It’s not unusual for investment banks to tout their big deals with print advertisements nicknamed “tombstones.” But it’s not so common to see the former lead director of Bank of America appearing in one for rival Wells Fargo.
On Wednesday, that was the case when Wells Fargo Securities featured Temple Sloan Jr. in an ad commemorating the Jan. 2 sale of Raleigh-based General Parts International to Roanoke, Va.-based Advance Auto Parts. Wells’ investment banking arm advised General Parts on the $2 billion deal.
“When General Parts International needed strategic financial advice for the most important transaction in its history, it chose Wells Fargo Securities,” the ad says below a photo of Sloan, the founder and former chairman of General Parts, and his son, Temple Sloan III, the company’s former chief executive.
The ad appeared in the Observer and the (Raleigh) News & Observer. San Francisco-based Wells Fargo bulked up in investment banking when it bought Charlotte-based Wachovia in 2008, but it’s still a smaller player than Bank of America, which acquired Merrill Lynch in 2009.
“We are pleased to have been the trusted adviser during the most transformative moment in the history of General Parts, a long-standing client of Wells Fargo Securities,” John Laughlin, head of mergers and acquisitions at Wells Fargo Securities, said in a statement.
Temple Sloan Jr., who could not be reached for comment, founded General Parts in downtown Raleigh a half-century ago. Over time, the company developed a chain of more than 2,600 Carquest auto parts stores, plus 102 Worldpac locations that import and distribute auto parts to repair shops.

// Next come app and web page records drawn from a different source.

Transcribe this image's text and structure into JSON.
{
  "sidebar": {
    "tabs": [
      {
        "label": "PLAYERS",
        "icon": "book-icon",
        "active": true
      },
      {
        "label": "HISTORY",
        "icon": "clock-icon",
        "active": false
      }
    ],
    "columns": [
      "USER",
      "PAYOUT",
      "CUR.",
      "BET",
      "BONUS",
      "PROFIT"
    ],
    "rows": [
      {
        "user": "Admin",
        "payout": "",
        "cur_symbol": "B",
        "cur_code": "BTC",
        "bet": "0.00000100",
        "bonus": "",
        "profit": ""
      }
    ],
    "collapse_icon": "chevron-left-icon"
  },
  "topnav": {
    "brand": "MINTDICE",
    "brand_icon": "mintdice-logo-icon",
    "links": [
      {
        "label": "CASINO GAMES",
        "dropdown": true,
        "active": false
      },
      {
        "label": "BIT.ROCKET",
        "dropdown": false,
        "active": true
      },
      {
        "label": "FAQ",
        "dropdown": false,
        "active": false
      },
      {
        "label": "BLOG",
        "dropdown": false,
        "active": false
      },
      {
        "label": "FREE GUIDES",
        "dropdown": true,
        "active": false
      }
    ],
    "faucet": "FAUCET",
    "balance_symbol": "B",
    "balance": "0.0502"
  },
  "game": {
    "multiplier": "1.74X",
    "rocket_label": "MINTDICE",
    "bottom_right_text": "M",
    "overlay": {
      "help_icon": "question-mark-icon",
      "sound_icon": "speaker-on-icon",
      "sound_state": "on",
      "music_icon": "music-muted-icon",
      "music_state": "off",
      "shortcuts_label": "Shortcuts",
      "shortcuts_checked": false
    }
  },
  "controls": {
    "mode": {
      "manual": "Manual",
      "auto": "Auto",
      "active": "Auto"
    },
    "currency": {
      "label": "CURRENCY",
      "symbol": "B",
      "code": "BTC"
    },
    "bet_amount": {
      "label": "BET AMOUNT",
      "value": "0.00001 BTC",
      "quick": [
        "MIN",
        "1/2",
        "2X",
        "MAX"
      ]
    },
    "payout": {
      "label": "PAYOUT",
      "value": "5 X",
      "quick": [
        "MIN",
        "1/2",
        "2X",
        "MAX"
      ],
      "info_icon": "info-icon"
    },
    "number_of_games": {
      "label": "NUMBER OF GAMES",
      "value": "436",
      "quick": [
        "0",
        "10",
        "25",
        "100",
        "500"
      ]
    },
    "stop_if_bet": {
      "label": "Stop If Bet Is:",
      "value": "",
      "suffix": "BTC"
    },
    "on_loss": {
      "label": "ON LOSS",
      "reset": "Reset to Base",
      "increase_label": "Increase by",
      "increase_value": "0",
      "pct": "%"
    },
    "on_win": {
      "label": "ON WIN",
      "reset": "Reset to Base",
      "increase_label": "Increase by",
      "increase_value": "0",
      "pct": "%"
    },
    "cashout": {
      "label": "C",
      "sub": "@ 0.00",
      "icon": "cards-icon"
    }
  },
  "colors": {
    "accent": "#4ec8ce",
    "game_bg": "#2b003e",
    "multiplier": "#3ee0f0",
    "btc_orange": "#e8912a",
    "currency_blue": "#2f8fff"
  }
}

In 1996, Sloan joined the board of Charlotte-based NationsBank, which merged two years later with San Francisco-based BankAmerica to form today’s Bank of America. He became a key ally of CEO Ken Lewis and in 2006 took on the role of lead director.
Sloan, however, came under fire from Bank of America investors after the bank required a government bailout to shore up its Merrill purchase. At the bank’s shareholders meeting in April 2009, he was re-elected with about 63 percent of the vote, less than any other director, and a little more than a month later he resigned.
“Temple has been a trusted adviser who has made an invaluable contribution to the success of our company,” Lewis said when Sloan departed the board. Lewis himself retired at the end of 2009.
At Advanced Auto Parts, Temple Sloan Jr. is taking on an “advisory role” at the combined company, according to the News & Observer. Temple Sloan III will remain president of the General Parts business.